WORK REQUEST:
Restate the data exactly, with nothing altered.
[ENTRIES PROVIDED — start]
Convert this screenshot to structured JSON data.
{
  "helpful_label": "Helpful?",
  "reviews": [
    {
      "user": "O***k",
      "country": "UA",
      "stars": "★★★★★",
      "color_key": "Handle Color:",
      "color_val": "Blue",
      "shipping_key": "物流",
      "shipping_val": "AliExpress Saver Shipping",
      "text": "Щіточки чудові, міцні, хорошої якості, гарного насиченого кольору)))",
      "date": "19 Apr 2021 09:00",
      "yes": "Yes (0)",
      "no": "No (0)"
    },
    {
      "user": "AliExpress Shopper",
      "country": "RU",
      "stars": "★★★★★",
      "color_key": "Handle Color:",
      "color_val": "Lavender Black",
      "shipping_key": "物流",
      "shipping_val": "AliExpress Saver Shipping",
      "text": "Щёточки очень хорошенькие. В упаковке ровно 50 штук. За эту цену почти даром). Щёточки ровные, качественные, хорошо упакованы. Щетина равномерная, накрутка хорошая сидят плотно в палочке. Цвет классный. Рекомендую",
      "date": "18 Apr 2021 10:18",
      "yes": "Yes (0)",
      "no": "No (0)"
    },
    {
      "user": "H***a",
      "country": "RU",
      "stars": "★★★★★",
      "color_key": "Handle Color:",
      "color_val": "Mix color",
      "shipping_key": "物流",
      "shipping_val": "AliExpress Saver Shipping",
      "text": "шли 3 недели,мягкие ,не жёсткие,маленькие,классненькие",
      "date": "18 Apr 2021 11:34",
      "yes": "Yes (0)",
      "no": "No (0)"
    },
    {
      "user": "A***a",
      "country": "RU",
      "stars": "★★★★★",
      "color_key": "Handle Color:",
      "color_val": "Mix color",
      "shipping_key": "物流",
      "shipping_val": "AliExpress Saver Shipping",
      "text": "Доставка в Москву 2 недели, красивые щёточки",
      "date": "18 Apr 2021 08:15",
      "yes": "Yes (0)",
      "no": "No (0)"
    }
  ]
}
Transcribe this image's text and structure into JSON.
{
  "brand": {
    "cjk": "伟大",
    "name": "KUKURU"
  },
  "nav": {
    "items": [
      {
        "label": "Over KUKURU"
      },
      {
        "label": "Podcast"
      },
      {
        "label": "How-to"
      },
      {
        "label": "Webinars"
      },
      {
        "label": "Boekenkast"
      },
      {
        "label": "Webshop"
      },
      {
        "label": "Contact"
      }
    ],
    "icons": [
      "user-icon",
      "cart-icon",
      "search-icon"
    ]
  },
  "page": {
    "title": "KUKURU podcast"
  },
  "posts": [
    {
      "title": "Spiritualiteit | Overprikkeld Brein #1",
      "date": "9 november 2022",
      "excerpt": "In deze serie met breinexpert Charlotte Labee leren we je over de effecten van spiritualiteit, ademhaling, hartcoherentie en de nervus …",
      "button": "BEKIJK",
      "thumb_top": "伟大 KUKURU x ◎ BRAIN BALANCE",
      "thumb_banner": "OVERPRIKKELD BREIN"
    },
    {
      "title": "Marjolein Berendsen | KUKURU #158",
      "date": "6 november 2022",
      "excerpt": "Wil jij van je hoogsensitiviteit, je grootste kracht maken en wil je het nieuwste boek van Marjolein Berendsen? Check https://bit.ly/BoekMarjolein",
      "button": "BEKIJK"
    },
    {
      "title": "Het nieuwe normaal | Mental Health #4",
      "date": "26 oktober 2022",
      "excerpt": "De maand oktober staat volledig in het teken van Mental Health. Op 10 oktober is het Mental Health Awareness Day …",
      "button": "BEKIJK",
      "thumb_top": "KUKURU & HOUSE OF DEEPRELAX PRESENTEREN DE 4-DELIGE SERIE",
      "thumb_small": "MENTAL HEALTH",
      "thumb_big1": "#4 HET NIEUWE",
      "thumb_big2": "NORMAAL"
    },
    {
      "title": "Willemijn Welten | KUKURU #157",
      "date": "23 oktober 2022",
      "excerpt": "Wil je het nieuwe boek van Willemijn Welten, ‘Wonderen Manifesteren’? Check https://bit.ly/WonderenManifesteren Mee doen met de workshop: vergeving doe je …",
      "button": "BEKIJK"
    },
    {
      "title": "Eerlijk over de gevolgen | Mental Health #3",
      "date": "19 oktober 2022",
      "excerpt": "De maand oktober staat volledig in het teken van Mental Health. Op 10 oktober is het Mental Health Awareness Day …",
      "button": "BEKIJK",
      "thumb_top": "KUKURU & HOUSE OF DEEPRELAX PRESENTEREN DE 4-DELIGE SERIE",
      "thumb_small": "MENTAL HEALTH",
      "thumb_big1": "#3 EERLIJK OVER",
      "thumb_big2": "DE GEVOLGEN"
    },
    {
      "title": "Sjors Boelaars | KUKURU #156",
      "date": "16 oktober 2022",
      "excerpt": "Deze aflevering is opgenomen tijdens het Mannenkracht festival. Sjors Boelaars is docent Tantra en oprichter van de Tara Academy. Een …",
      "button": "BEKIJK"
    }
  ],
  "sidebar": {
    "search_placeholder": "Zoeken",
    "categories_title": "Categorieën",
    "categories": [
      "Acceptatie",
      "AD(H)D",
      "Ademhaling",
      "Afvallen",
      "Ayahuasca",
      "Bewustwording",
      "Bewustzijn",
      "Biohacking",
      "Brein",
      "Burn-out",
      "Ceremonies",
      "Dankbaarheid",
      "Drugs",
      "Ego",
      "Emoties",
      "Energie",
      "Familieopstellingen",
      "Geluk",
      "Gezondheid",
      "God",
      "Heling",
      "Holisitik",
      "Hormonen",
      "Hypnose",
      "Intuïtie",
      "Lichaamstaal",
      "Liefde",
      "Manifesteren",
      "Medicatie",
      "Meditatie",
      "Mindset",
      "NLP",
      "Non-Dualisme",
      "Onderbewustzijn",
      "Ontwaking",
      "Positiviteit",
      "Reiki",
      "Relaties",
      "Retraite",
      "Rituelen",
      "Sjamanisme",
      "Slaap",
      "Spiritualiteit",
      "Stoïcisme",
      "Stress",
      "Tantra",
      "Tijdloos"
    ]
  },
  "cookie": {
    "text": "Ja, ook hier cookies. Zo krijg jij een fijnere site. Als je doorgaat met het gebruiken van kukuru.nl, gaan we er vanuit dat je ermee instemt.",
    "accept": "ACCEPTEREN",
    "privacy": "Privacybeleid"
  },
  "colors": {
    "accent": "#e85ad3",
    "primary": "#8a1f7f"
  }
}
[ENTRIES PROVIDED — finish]
ANSWER SPACE:
Convert this screenshot to structured JSON data.
{
  "helpful_label": "Helpful?",
  "reviews": [
    {
      "user": "O***k",
      "country": "UA",
      "stars": "★★★★★",
      "color_key": "Handle Color:",
      "color_val": "Blue",
      "shipping_key": "物流",
      "shipping_val": "AliExpress Saver Shipping",
      "text": "Щіточки чудові, міцні, хорошої якості, гарного насиченого кольору)))",
      "date": "19 Apr 2021 09:00",
      "yes": "Yes (0)",
      "no": "No (0)"
    },
    {
      "user": "AliExpress Shopper",
      "country": "RU",
      "stars": "★★★★★",
      "color_key": "Handle Color:",
      "color_val": "Lavender Black",
      "shipping_key": "物流",
      "shipping_val": "AliExpress Saver Shipping",
      "text": "Щёточки очень хорошенькие. В упаковке ровно 50 штук. За эту цену почти даром). Щёточки ровные, качественные, хорошо упакованы. Щетина равномерная, накрутка хорошая сидят плотно в палочке. Цвет классный. Рекомендую",
      "date": "18 Apr 2021 10:18",
      "yes": "Yes (0)",
      "no": "No (0)"
    },
    {
      "user": "H***a",
      "country": "RU",
      "stars": "★★★★★",
      "color_key": "Handle Color:",
      "color_val": "Mix color",
      "shipping_key": "物流",
      "shipping_val": "AliExpress Saver Shipping",
      "text": "шли 3 недели,мягкие ,не жёсткие,маленькие,классненькие",
      "date": "18 Apr 2021 11:34",
      "yes": "Yes (0)",
      "no": "No (0)"
    },
    {
      "user": "A***a",
      "country": "RU",
      "stars": "★★★★★",
      "color_key": "Handle Color:",
      "color_val": "Mix color",
      "shipping_key": "物流",
      "shipping_val": "AliExpress Saver Shipping",
      "text": "Доставка в Москву 2 недели, красивые щёточки",
      "date": "18 Apr 2021 08:15",
      "yes": "Yes (0)",
      "no": "No (0)"
    }
  ]
}
Transcribe this image's text and structure into JSON.
{
  "brand": {
    "cjk": "伟大",
    "name": "KUKURU"
  },
  "nav": {
    "items": [
      {
        "label": "Over KUKURU"
      },
      {
        "label": "Podcast"
      },
      {
        "label": "How-to"
      },
      {
        "label": "Webinars"
      },
      {
        "label": "Boekenkast"
      },
      {
        "label": "Webshop"
      },
      {
        "label": "Contact"
      }
    ],
    "icons": [
      "user-icon",
      "cart-icon",
      "search-icon"
    ]
  },
  "page": {
    "title": "KUKURU podcast"
  },
  "posts": [
    {
      "title": "Spiritualiteit | Overprikkeld Brein #1",
      "date": "9 november 2022",
      "excerpt": "In deze serie met breinexpert Charlotte Labee leren we je over de effecten van spiritualiteit, ademhaling, hartcoherentie en de nervus …",
      "button": "BEKIJK",
      "thumb_top": "伟大 KUKURU x ◎ BRAIN BALANCE",
      "thumb_banner": "OVERPRIKKELD BREIN"
    },
    {
      "title": "Marjolein Berendsen | KUKURU #158",
      "date": "6 november 2022",
      "excerpt": "Wil jij van je hoogsensitiviteit, je grootste kracht maken en wil je het nieuwste boek van Marjolein Berendsen? Check https://bit.ly/BoekMarjolein",
      "button": "BEKIJK"
    },
    {
      "title": "Het nieuwe normaal | Mental Health #4",
      "date": "26 oktober 2022",
      "excerpt": "De maand oktober staat volledig in het teken van Mental Health. Op 10 oktober is het Mental Health Awareness Day …",
      "button": "BEKIJK",
      "thumb_top": "KUKURU & HOUSE OF DEEPRELAX PRESENTEREN DE 4-DELIGE SERIE",
      "thumb_small": "MENTAL HEALTH",
      "thumb_big1": "#4 HET NIEUWE",
      "thumb_big2": "NORMAAL"
    },
    {
      "title": "Willemijn Welten | KUKURU #157",
      "date": "23 oktober 2022",
      "excerpt": "Wil je het nieuwe boek van Willemijn Welten, ‘Wonderen Manifesteren’? Check https://bit.ly/WonderenManifesteren Mee doen met de workshop: vergeving doe je …",
      "button": "BEKIJK"
    },
    {
      "title": "Eerlijk over de gevolgen | Mental Health #3",
      "date": "19 oktober 2022",
      "excerpt": "De maand oktober staat volledig in het teken van Mental Health. Op 10 oktober is het Mental Health Awareness Day …",
      "button": "BEKIJK",
      "thumb_top": "KUKURU & HOUSE OF DEEPRELAX PRESENTEREN DE 4-DELIGE SERIE",
      "thumb_small": "MENTAL HEALTH",
      "thumb_big1": "#3 EERLIJK OVER",
      "thumb_big2": "DE GEVOLGEN"
    },
    {
      "title": "Sjors Boelaars | KUKURU #156",
      "date": "16 oktober 2022",
      "excerpt": "Deze aflevering is opgenomen tijdens het Mannenkracht festival. Sjors Boelaars is docent Tantra en oprichter van de Tara Academy. Een …",
      "button": "BEKIJK"
    }
  ],
  "sidebar": {
    "search_placeholder": "Zoeken",
    "categories_title": "Categorieën",
    "categories": [
      "Acceptatie",
      "AD(H)D",
      "Ademhaling",
      "Afvallen",
      "Ayahuasca",
      "Bewustwording",
      "Bewustzijn",
      "Biohacking",
      "Brein",
      "Burn-out",
      "Ceremonies",
      "Dankbaarheid",
      "Drugs",
      "Ego",
      "Emoties",
      "Energie",
      "Familieopstellingen",
      "Geluk",
      "Gezondheid",
      "God",
      "Heling",
      "Holisitik",
      "Hormonen",
      "Hypnose",
      "Intuïtie",
      "Lichaamstaal",
      "Liefde",
      "Manifesteren",
      "Medicatie",
      "Meditatie",
      "Mindset",
      "NLP",
      "Non-Dualisme",
      "Onderbewustzijn",
      "Ontwaking",
      "Positiviteit",
      "Reiki",
      "Relaties",
      "Retraite",
      "Rituelen",
      "Sjamanisme",
      "Slaap",
      "Spiritualiteit",
      "Stoïcisme",
      "Stress",
      "Tantra",
      "Tijdloos"
    ]
  },
  "cookie": {
    "text": "Ja, ook hier cookies. Zo krijg jij een fijnere site. Als je doorgaat met het gebruiken van kukuru.nl, gaan we er vanuit dat je ermee instemt.",
    "accept": "ACCEPTEREN",
    "privacy": "Privacybeleid"
  },
  "colors": {
    "accent": "#e85ad3",
    "primary": "#8a1f7f"
  }
}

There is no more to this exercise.